The U.S. House of Representatives' Judiciary Committee on December 12 is scheduled to continue debating the articles of impeachment against President Donald Trump.
Debates in the committee started the previous day in Washington and a vote on whether to bring them forward in the coming days is likely in the full House of Representatives for a final impeachment vote.
Trump is facing formal charges of abuse of power and obstruction of Congress.
They’re in relation to his dealings with Ukraine, in particular, whether he enlisted the help of Kyiv to investigate his political rivals, including presidential hopeful and former Vice President Joe Biden, while withholding $391 million in military aid as leverage.
On obstruction, Trump is accused of not providing congressional investigators with thousands of requested documents and blocking the testimony of administration officials who had firsthand knowledge of his dealings with Ukraine.
Trump has denied wrongdoing, called the impeachment inquiry a "hoax" and a "witch hunt," while describing the congressional hearings as a "kangaroo court."

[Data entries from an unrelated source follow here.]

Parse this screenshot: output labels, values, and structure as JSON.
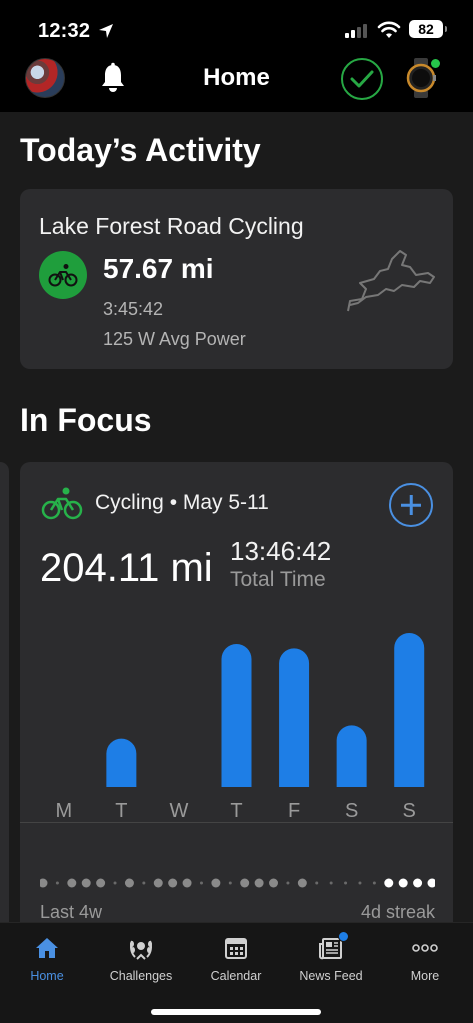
{
  "status_bar": {
    "time": "12:32",
    "battery": "82"
  },
  "header": {
    "title": "Home"
  },
  "today": {
    "section_title": "Today’s Activity",
    "activity_name": "Lake Forest Road Cycling",
    "distance": "57.67 mi",
    "duration": "3:45:42",
    "avg_power": "125 W Avg Power",
    "icon": "cycling-icon"
  },
  "focus": {
    "section_title": "In Focus",
    "label": "Cycling • May 5-11",
    "distance": "204.11 mi",
    "total_time": "13:46:42",
    "total_time_label": "Total Time",
    "streak_left": "Last 4w",
    "streak_right": "4d streak",
    "chart_data": {
      "type": "bar",
      "categories": [
        "M",
        "T",
        "W",
        "T",
        "F",
        "S",
        "S"
      ],
      "values": [
        0,
        22,
        0,
        65,
        63,
        28,
        70
      ],
      "title": "",
      "xlabel": "",
      "ylabel": "",
      "ylim": [
        0,
        75
      ],
      "grid": false,
      "color": "#1e7ee6"
    },
    "streak": {
      "total_days": 28,
      "active_days": [
        0,
        2,
        3,
        4,
        6,
        8,
        9,
        10,
        12,
        14,
        15,
        16,
        18,
        24,
        25,
        26,
        27
      ],
      "highlight_last": 4
    }
  },
  "tabs": [
    {
      "label": "Home",
      "icon": "home-icon",
      "active": true
    },
    {
      "label": "Challenges",
      "icon": "laurel-icon",
      "active": false
    },
    {
      "label": "Calendar",
      "icon": "calendar-icon",
      "active": false
    },
    {
      "label": "News Feed",
      "icon": "newspaper-icon",
      "active": false,
      "badge": true
    },
    {
      "label": "More",
      "icon": "more-icon",
      "active": false
    }
  ],
  "colors": {
    "accent": "#4a90e2",
    "success": "#27a844",
    "bar": "#1e7ee6",
    "card": "#2c2c2e"
  }
}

All 431 current legislators of the House could be involved in the coming days as they most likely will debate the articles of impeachment before voting on whether to move to a trial in the Senate, the upper legislative chamber of 100 legislators.

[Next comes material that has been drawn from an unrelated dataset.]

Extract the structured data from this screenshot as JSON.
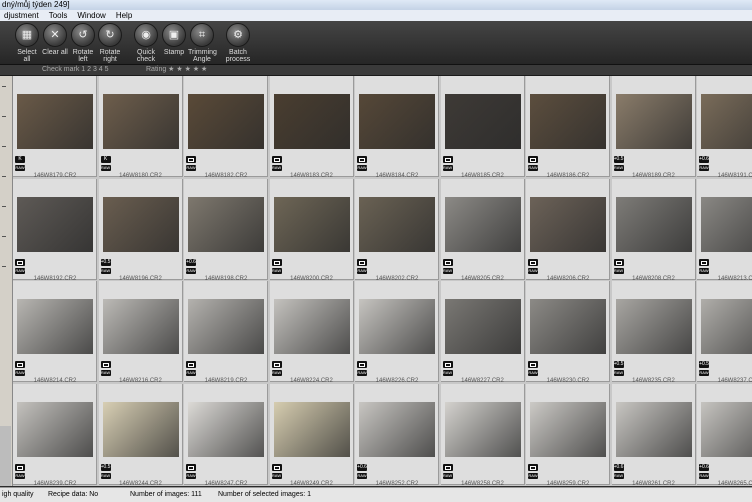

If approval is granted, so-called managers would be selected in the House among lawmakers to present their case in the Senate, which would be the setting for a trial.
U.S. Chief Justice John Roberts would preside over the trial, while the managers would act as prosecutors, the senators as jurors, and Trump's legal team would provide responses.
A two-thirds majority in the Senate would be needed to impeach Trump and remove him from office.
On December 10, Senate Majority Leader Mitch McConnell (Republican-Kentucky) suggested the legislative chamber could expedite the impeachment trial by voting on the articles of impeachment without witnesses.